• **TASK INSTRUCTIONS**
Reproduce every line of the material below, but drop the pictures.

----------

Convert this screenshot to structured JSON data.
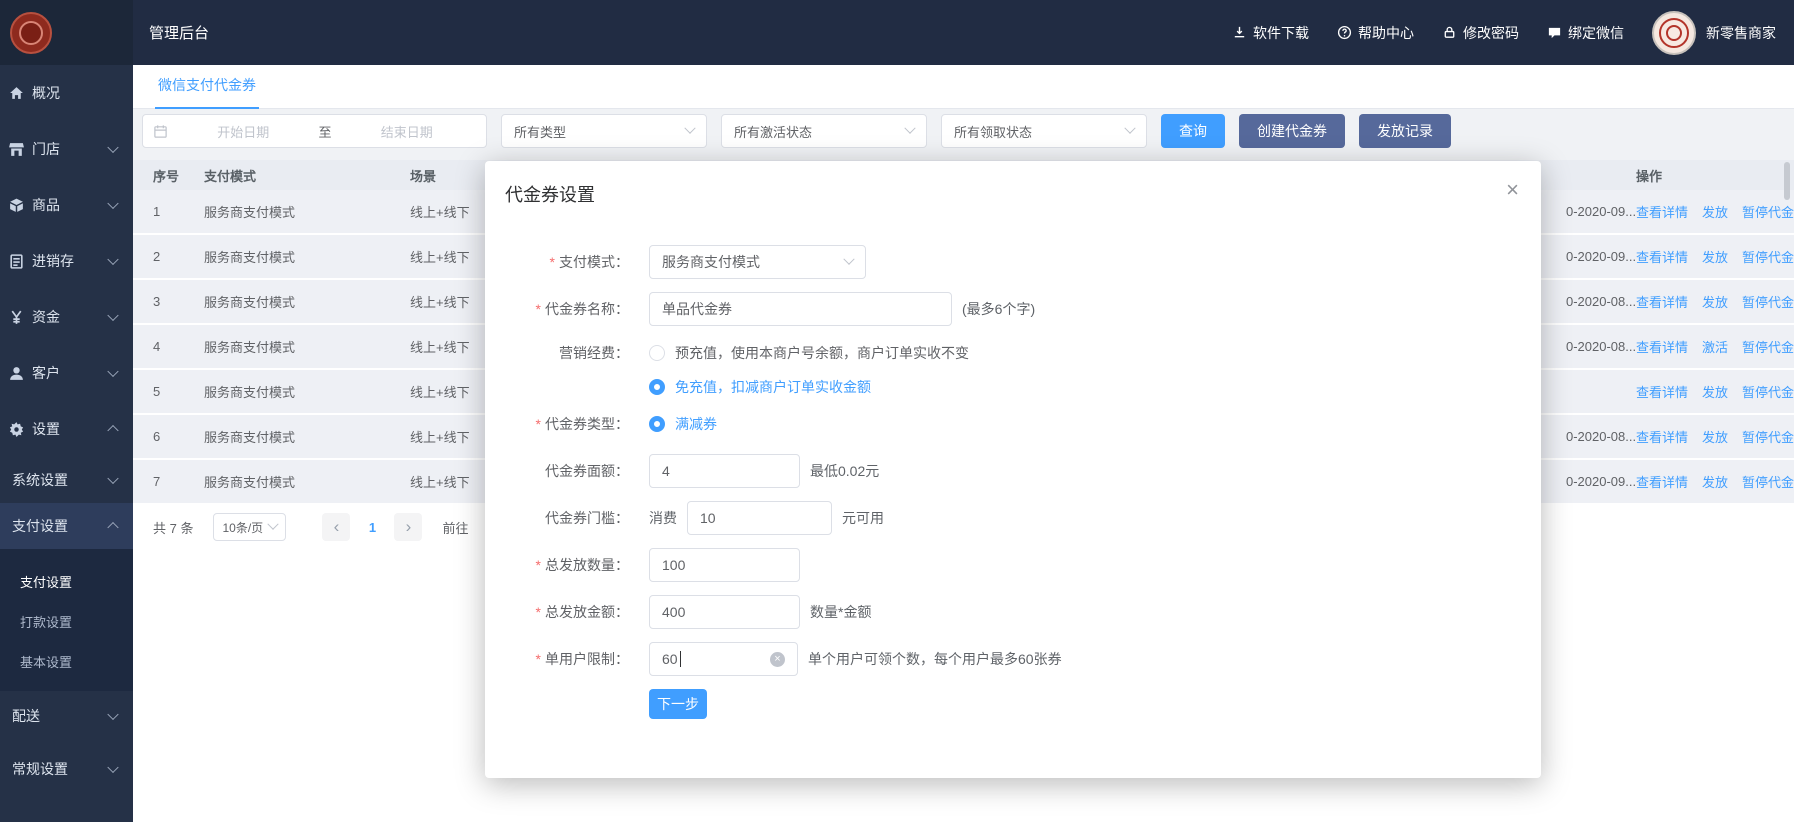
{
  "colors": {
    "accent": "#409eff",
    "header_bg": "#212c43",
    "sidebar_bg": "#253147",
    "submenu_bg": "#1d2940",
    "secondary_button": "#56699b",
    "required_mark": "#f56c6c",
    "logo_seal": "#8e2a1e"
  },
  "header": {
    "brand": "管理后台",
    "items": [
      {
        "label": "软件下载"
      },
      {
        "label": "帮助中心"
      },
      {
        "label": "修改密码"
      },
      {
        "label": "绑定微信"
      }
    ],
    "user": "新零售商家"
  },
  "sidebar": {
    "items": [
      {
        "label": "概况"
      },
      {
        "label": "门店"
      },
      {
        "label": "商品"
      },
      {
        "label": "进销存"
      },
      {
        "label": "资金"
      },
      {
        "label": "客户"
      },
      {
        "label": "设置"
      },
      {
        "label": "系统设置"
      },
      {
        "label": "支付设置"
      },
      {
        "label": "支付设置"
      },
      {
        "label": "打款设置"
      },
      {
        "label": "基本设置"
      },
      {
        "label": "配送"
      },
      {
        "label": "常规设置"
      }
    ]
  },
  "tab": {
    "label": "微信支付代金券"
  },
  "filters": {
    "date_start": "开始日期",
    "date_sep": "至",
    "date_end": "结束日期",
    "type": "所有类型",
    "active": "所有激活状态",
    "claim": "所有领取状态",
    "query": "查询",
    "create": "创建代金券",
    "records": "发放记录"
  },
  "table": {
    "headers": {
      "no": "序号",
      "mode": "支付模式",
      "scene": "场景",
      "op": "操作"
    },
    "rows": [
      {
        "no": "1",
        "mode": "服务商支付模式",
        "scene": "线上+线下",
        "date": "0-2020-09...",
        "actions": [
          "查看详情",
          "发放",
          "暂停代金券"
        ]
      },
      {
        "no": "2",
        "mode": "服务商支付模式",
        "scene": "线上+线下",
        "date": "0-2020-09...",
        "actions": [
          "查看详情",
          "发放",
          "暂停代金券"
        ]
      },
      {
        "no": "3",
        "mode": "服务商支付模式",
        "scene": "线上+线下",
        "date": "0-2020-08...",
        "actions": [
          "查看详情",
          "发放",
          "暂停代金券"
        ]
      },
      {
        "no": "4",
        "mode": "服务商支付模式",
        "scene": "线上+线下",
        "date": "0-2020-08...",
        "actions": [
          "查看详情",
          "激活",
          "暂停代金券"
        ]
      },
      {
        "no": "5",
        "mode": "服务商支付模式",
        "scene": "线上+线下",
        "date": "",
        "actions": [
          "查看详情",
          "发放",
          "暂停代金券"
        ]
      },
      {
        "no": "6",
        "mode": "服务商支付模式",
        "scene": "线上+线下",
        "date": "0-2020-08...",
        "actions": [
          "查看详情",
          "发放",
          "暂停代金券"
        ]
      },
      {
        "no": "7",
        "mode": "服务商支付模式",
        "scene": "线上+线下",
        "date": "0-2020-09...",
        "actions": [
          "查看详情",
          "发放",
          "暂停代金券"
        ]
      }
    ]
  },
  "pagination": {
    "total": "共 7 条",
    "page_size": "10条/页",
    "prev": "‹",
    "page": "1",
    "next": "›",
    "goto": "前往"
  },
  "modal": {
    "title": "代金券设置",
    "close": "×",
    "pay_mode": {
      "label": "支付模式：",
      "value": "服务商支付模式"
    },
    "name": {
      "label": "代金券名称：",
      "value": "单品代金券",
      "hint": "(最多6个字)"
    },
    "budget": {
      "label": "营销经费：",
      "option1": "预充值，使用本商户号余额，商户订单实收不变",
      "option2": "免充值，扣减商户订单实收金额"
    },
    "type": {
      "label": "代金券类型：",
      "option": "满减券"
    },
    "amount": {
      "label": "代金券面额：",
      "value": "4",
      "hint": "最低0.02元"
    },
    "threshold": {
      "label": "代金券门槛：",
      "prefix": "消费",
      "value": "10",
      "suffix": "元可用"
    },
    "count": {
      "label": "总发放数量：",
      "value": "100"
    },
    "total": {
      "label": "总发放金额：",
      "value": "400",
      "hint": "数量*金额"
    },
    "limit": {
      "label": "单用户限制：",
      "value": "60",
      "hint": "单个用户可领个数，每个用户最多60张券"
    },
    "next": "下一步"
  }
}
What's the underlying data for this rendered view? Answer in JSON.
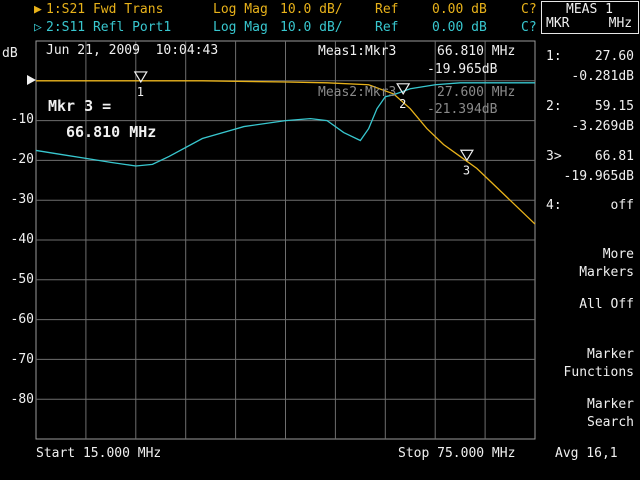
{
  "traces": [
    {
      "indicator": "▶",
      "label": "1:S21 Fwd Trans",
      "format": "Log Mag",
      "scale": "10.0 dB/",
      "ref_label": "Ref",
      "ref_value": "0.00 dB",
      "corr": "C?",
      "color": "#e8b21a"
    },
    {
      "indicator": "▷",
      "label": "2:S11 Refl Port1",
      "format": "Log Mag",
      "scale": "10.0 dB/",
      "ref_label": "Ref",
      "ref_value": "0.00 dB",
      "corr": "C?",
      "color": "#38c7cf"
    }
  ],
  "plot": {
    "unit": "dB",
    "timestamp": "Jun 21, 2009  10:04:43",
    "ytick_labels": [
      "-10",
      "-20",
      "-30",
      "-40",
      "-50",
      "-60",
      "-70",
      "-80"
    ],
    "start": "Start 15.000 MHz",
    "stop": "Stop 75.000 MHz",
    "avg": "Avg 16,1",
    "marker_callout_line1": "Mkr 3 =",
    "marker_callout_line2": "66.810 MHz",
    "meas1_label": "Meas1:Mkr3",
    "meas1_freq": "66.810 MHz",
    "meas1_val": "-19.965dB",
    "meas2_label": "Meas2:Mkr3",
    "meas2_freq": "27.600 MHz",
    "meas2_val": "-21.394dB",
    "marker_tags": [
      "1",
      "2",
      "3"
    ]
  },
  "chart_data": {
    "type": "line",
    "xlim": [
      15,
      75
    ],
    "ylim": [
      -90,
      10
    ],
    "series": [
      {
        "name": "1:S21 Fwd Trans",
        "color": "#e8b21a",
        "x": [
          15,
          25,
          35,
          45,
          50,
          55,
          58,
          60,
          62,
          64,
          66,
          68,
          70,
          72,
          75
        ],
        "y": [
          0,
          0,
          0,
          -0.3,
          -0.5,
          -1.0,
          -3.3,
          -7,
          -12,
          -16,
          -19,
          -22,
          -26,
          -30,
          -36
        ]
      },
      {
        "name": "2:S11 Refl Port1",
        "color": "#38c7cf",
        "x": [
          15,
          18,
          21,
          24,
          27,
          29,
          31,
          35,
          40,
          45,
          48,
          50,
          52,
          54,
          55,
          56,
          57,
          58,
          60,
          63,
          66,
          70,
          75
        ],
        "y": [
          -17.5,
          -18.5,
          -19.5,
          -20.5,
          -21.4,
          -21,
          -19,
          -14.5,
          -11.5,
          -10,
          -9.5,
          -10,
          -13,
          -15,
          -12,
          -7,
          -4,
          -3.5,
          -2,
          -1,
          -0.5,
          -0.5,
          -0.5
        ]
      }
    ],
    "markers": [
      {
        "id": "1",
        "x": 27.6,
        "y": -0.28
      },
      {
        "id": "2",
        "x": 59.15,
        "y": -3.27
      },
      {
        "id": "3",
        "x": 66.81,
        "y": -19.965
      }
    ]
  },
  "side_panel": {
    "title_line1": "MEAS 1",
    "title_line2": "MKR     MHz",
    "markers": [
      {
        "id": "1:",
        "freq": "27.60",
        "val": "-0.281dB"
      },
      {
        "id": "2:",
        "freq": "59.15",
        "val": "-3.269dB"
      },
      {
        "id": "3>",
        "freq": "66.81",
        "val": "-19.965dB"
      },
      {
        "id": "4:",
        "freq": "off",
        "val": ""
      }
    ],
    "softkeys": [
      {
        "line1": "More",
        "line2": "Markers"
      },
      {
        "line1": "All Off",
        "line2": ""
      },
      {
        "line1": "Marker",
        "line2": "Functions"
      },
      {
        "line1": "Marker",
        "line2": "Search"
      }
    ]
  }
}
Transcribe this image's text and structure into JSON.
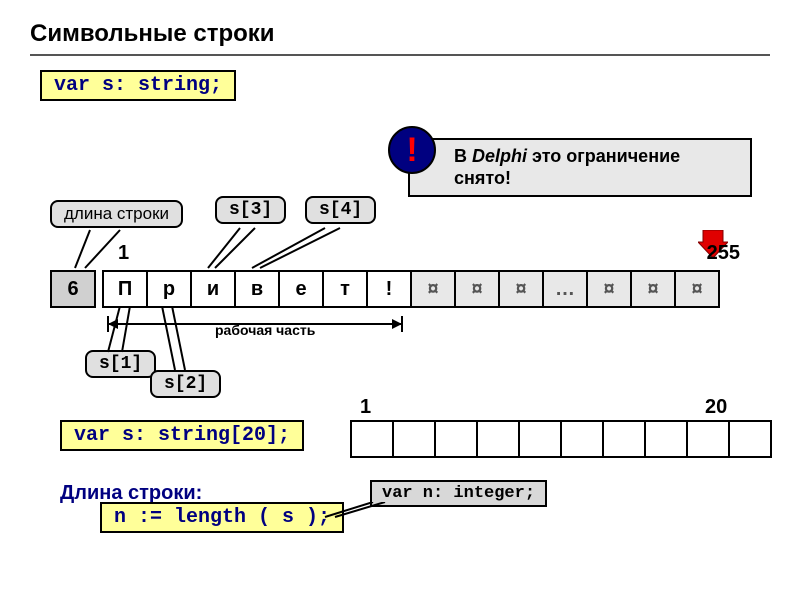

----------

• **EXERCISE OUTPUT**
Convert this screenshot to structured JSON data.
{
  "colors": {
    "accent": "#409eff",
    "header_bg": "#212c43",
    "sidebar_bg": "#253147",
    "submenu_bg": "#1d2940",
    "secondary_button": "#56699b",
    "required_mark": "#f56c6c",
    "logo_seal": "#8e2a1e"
  },
  "header": {
    "brand": "管理后台",
    "items": [
      {
        "label": "软件下载"
      },
      {
        "label": "帮助中心"
      },
      {
        "label": "修改密码"
      },
      {
        "label": "绑定微信"
      }
    ],
    "user": "新零售商家"
  },
  "sidebar": {
    "items": [
      {
        "label": "概况"
      },
      {
        "label": "门店"
      },
      {
        "label": "商品"
      },
      {
        "label": "进销存"
      },
      {
        "label": "资金"
      },
      {
        "label": "客户"
      },
      {
        "label": "设置"
      },
      {
        "label": "系统设置"
      },
      {
        "label": "支付设置"
      },
      {
        "label": "支付设置"
      },
      {
        "label": "打款设置"
      },
      {
        "label": "基本设置"
      },
      {
        "label": "配送"
      },
      {
        "label": "常规设置"
      }
    ]
  },
  "tab": {
    "label": "微信支付代金券"
  },
  "filters": {
    "date_start": "开始日期",
    "date_sep": "至",
    "date_end": "结束日期",
    "type": "所有类型",
    "active": "所有激活状态",
    "claim": "所有领取状态",
    "query": "查询",
    "create": "创建代金券",
    "records": "发放记录"
  },
  "table": {
    "headers": {
      "no": "序号",
      "mode": "支付模式",
      "scene": "场景",
      "op": "操作"
    },
    "rows": [
      {
        "no": "1",
        "mode": "服务商支付模式",
        "scene": "线上+线下",
        "date": "0-2020-09...",
        "actions": [
          "查看详情",
          "发放",
          "暂停代金券"
        ]
      },
      {
        "no": "2",
        "mode": "服务商支付模式",
        "scene": "线上+线下",
        "date": "0-2020-09...",
        "actions": [
          "查看详情",
          "发放",
          "暂停代金券"
        ]
      },
      {
        "no": "3",
        "mode": "服务商支付模式",
        "scene": "线上+线下",
        "date": "0-2020-08...",
        "actions": [
          "查看详情",
          "发放",
          "暂停代金券"
        ]
      },
      {
        "no": "4",
        "mode": "服务商支付模式",
        "scene": "线上+线下",
        "date": "0-2020-08...",
        "actions": [
          "查看详情",
          "激活",
          "暂停代金券"
        ]
      },
      {
        "no": "5",
        "mode": "服务商支付模式",
        "scene": "线上+线下",
        "date": "",
        "actions": [
          "查看详情",
          "发放",
          "暂停代金券"
        ]
      },
      {
        "no": "6",
        "mode": "服务商支付模式",
        "scene": "线上+线下",
        "date": "0-2020-08...",
        "actions": [
          "查看详情",
          "发放",
          "暂停代金券"
        ]
      },
      {
        "no": "7",
        "mode": "服务商支付模式",
        "scene": "线上+线下",
        "date": "0-2020-09...",
        "actions": [
          "查看详情",
          "发放",
          "暂停代金券"
        ]
      }
    ]
  },
  "pagination": {
    "total": "共 7 条",
    "page_size": "10条/页",
    "prev": "‹",
    "page": "1",
    "next": "›",
    "goto": "前往"
  },
  "modal": {
    "title": "代金券设置",
    "close": "×",
    "pay_mode": {
      "label": "支付模式：",
      "value": "服务商支付模式"
    },
    "name": {
      "label": "代金券名称：",
      "value": "单品代金券",
      "hint": "(最多6个字)"
    },
    "budget": {
      "label": "营销经费：",
      "option1": "预充值，使用本商户号余额，商户订单实收不变",
      "option2": "免充值，扣减商户订单实收金额"
    },
    "type": {
      "label": "代金券类型：",
      "option": "满减券"
    },
    "amount": {
      "label": "代金券面额：",
      "value": "4",
      "hint": "最低0.02元"
    },
    "threshold": {
      "label": "代金券门槛：",
      "prefix": "消费",
      "value": "10",
      "suffix": "元可用"
    },
    "count": {
      "label": "总发放数量：",
      "value": "100"
    },
    "total": {
      "label": "总发放金额：",
      "value": "400",
      "hint": "数量*金额"
    },
    "limit": {
      "label": "单用户限制：",
      "value": "60",
      "hint": "单个用户可领个数，每个用户最多60张券"
    },
    "next": "下一步"
  }
}
What's the underlying data for this rendered view? Answer in JSON.
{
  "traces": [
    {
      "indicator": "▶",
      "label": "1:S21 Fwd Trans",
      "format": "Log Mag",
      "scale": "10.0 dB/",
      "ref_label": "Ref",
      "ref_value": "0.00 dB",
      "corr": "C?",
      "color": "#e8b21a"
    },
    {
      "indicator": "▷",
      "label": "2:S11 Refl Port1",
      "format": "Log Mag",
      "scale": "10.0 dB/",
      "ref_label": "Ref",
      "ref_value": "0.00 dB",
      "corr": "C?",
      "color": "#38c7cf"
    }
  ],
  "plot": {
    "unit": "dB",
    "timestamp": "Jun 21, 2009  10:04:43",
    "ytick_labels": [
      "-10",
      "-20",
      "-30",
      "-40",
      "-50",
      "-60",
      "-70",
      "-80"
    ],
    "start": "Start 15.000 MHz",
    "stop": "Stop 75.000 MHz",
    "avg": "Avg 16,1",
    "marker_callout_line1": "Mkr 3 =",
    "marker_callout_line2": "66.810 MHz",
    "meas1_label": "Meas1:Mkr3",
    "meas1_freq": "66.810 MHz",
    "meas1_val": "-19.965dB",
    "meas2_label": "Meas2:Mkr3",
    "meas2_freq": "27.600 MHz",
    "meas2_val": "-21.394dB",
    "marker_tags": [
      "1",
      "2",
      "3"
    ]
  },
  "chart_data": {
    "type": "line",
    "xlim": [
      15,
      75
    ],
    "ylim": [
      -90,
      10
    ],
    "series": [
      {
        "name": "1:S21 Fwd Trans",
        "color": "#e8b21a",
        "x": [
          15,
          25,
          35,
          45,
          50,
          55,
          58,
          60,
          62,
          64,
          66,
          68,
          70,
          72,
          75
        ],
        "y": [
          0,
          0,
          0,
          -0.3,
          -0.5,
          -1.0,
          -3.3,
          -7,
          -12,
          -16,
          -19,
          -22,
          -26,
          -30,
          -36
        ]
      },
      {
        "name": "2:S11 Refl Port1",
        "color": "#38c7cf",
        "x": [
          15,
          18,
          21,
          24,
          27,
          29,
          31,
          35,
          40,
          45,
          48,
          50,
          52,
          54,
          55,
          56,
          57,
          58,
          60,
          63,
          66,
          70,
          75
        ],
        "y": [
          -17.5,
          -18.5,
          -19.5,
          -20.5,
          -21.4,
          -21,
          -19,
          -14.5,
          -11.5,
          -10,
          -9.5,
          -10,
          -13,
          -15,
          -12,
          -7,
          -4,
          -3.5,
          -2,
          -1,
          -0.5,
          -0.5,
          -0.5
        ]
      }
    ],
    "markers": [
      {
        "id": "1",
        "x": 27.6,
        "y": -0.28
      },
      {
        "id": "2",
        "x": 59.15,
        "y": -3.27
      },
      {
        "id": "3",
        "x": 66.81,
        "y": -19.965
      }
    ]
  },
  "side_panel": {
    "title_line1": "MEAS 1",
    "title_line2": "MKR     MHz",
    "markers": [
      {
        "id": "1:",
        "freq": "27.60",
        "val": "-0.281dB"
      },
      {
        "id": "2:",
        "freq": "59.15",
        "val": "-3.269dB"
      },
      {
        "id": "3>",
        "freq": "66.81",
        "val": "-19.965dB"
      },
      {
        "id": "4:",
        "freq": "off",
        "val": ""
      }
    ],
    "softkeys": [
      {
        "line1": "More",
        "line2": "Markers"
      },
      {
        "line1": "All Off",
        "line2": ""
      },
      {
        "line1": "Marker",
        "line2": "Functions"
      },
      {
        "line1": "Marker",
        "line2": "Search"
      }
    ]
  }
}
Transcribe this image's text and structure into JSON.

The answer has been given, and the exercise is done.